§ **Assigned task**:
How many of the lines below contain "Получаемый"? Reply with only that figure.

(Stored records)
===

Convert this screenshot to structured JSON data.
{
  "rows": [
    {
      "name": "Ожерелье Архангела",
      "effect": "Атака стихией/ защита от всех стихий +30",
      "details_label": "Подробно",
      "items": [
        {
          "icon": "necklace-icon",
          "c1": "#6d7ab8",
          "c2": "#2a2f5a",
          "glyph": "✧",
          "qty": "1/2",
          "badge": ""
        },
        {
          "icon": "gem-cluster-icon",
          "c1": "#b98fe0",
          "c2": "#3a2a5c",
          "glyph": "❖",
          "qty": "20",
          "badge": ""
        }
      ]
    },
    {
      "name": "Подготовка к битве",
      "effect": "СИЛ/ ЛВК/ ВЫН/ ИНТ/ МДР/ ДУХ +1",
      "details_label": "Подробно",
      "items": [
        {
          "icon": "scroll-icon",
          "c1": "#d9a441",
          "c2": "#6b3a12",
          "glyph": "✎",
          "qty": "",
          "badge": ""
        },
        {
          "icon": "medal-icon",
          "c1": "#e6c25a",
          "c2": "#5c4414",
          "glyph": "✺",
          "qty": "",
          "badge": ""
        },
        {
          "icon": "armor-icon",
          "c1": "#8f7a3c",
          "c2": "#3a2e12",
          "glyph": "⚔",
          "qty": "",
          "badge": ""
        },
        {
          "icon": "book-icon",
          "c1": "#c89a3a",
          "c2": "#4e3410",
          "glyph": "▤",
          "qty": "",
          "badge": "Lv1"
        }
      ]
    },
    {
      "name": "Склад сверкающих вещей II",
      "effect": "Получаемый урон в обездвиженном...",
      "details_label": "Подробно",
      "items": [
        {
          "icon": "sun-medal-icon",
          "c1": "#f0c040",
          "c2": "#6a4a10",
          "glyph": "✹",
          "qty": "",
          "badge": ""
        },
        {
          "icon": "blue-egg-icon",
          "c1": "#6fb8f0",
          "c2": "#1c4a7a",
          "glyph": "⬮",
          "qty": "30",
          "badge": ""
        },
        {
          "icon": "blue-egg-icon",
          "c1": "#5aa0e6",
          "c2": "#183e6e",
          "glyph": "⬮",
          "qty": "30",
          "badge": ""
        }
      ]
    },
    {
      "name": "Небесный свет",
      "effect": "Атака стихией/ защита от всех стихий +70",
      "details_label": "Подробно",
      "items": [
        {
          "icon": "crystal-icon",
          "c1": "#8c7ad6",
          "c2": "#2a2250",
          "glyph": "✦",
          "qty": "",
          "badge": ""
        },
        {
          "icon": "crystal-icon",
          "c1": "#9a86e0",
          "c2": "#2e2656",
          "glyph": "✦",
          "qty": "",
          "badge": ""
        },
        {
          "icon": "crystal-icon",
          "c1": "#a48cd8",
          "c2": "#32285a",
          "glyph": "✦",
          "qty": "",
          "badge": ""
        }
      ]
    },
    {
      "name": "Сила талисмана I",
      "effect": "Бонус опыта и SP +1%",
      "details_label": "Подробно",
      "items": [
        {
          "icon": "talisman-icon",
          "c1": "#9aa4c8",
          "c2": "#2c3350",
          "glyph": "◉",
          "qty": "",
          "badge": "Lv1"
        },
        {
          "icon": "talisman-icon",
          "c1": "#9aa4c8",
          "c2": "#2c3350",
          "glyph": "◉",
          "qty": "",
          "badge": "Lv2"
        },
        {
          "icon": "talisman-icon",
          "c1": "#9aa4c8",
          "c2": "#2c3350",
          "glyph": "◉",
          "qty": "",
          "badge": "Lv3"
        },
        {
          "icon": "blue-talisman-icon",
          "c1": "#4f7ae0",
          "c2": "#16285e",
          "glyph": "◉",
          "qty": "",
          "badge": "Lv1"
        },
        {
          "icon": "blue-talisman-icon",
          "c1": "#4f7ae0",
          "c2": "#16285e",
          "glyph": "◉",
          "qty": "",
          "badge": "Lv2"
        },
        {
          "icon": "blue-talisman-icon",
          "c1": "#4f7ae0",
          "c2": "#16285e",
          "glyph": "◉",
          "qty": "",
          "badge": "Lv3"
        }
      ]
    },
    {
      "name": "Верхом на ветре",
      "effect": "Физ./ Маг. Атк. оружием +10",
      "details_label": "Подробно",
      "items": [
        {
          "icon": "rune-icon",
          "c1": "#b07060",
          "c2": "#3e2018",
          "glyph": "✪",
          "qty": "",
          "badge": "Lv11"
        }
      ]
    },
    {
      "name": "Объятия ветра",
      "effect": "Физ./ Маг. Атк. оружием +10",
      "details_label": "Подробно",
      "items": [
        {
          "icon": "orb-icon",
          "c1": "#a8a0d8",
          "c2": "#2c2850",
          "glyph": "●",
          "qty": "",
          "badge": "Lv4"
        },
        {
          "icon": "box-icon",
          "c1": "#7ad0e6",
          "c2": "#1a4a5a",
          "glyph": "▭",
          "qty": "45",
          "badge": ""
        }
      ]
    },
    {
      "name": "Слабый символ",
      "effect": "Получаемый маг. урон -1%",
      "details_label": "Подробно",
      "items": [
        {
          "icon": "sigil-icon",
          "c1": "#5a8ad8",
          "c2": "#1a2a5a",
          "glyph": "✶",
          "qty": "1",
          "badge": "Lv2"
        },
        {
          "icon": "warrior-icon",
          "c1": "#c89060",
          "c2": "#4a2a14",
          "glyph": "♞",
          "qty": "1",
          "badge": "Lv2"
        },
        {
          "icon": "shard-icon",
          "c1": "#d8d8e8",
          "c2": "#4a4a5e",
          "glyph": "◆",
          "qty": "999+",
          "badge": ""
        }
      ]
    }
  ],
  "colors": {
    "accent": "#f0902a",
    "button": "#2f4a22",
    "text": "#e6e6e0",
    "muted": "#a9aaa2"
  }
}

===

§ **Task answer**:
2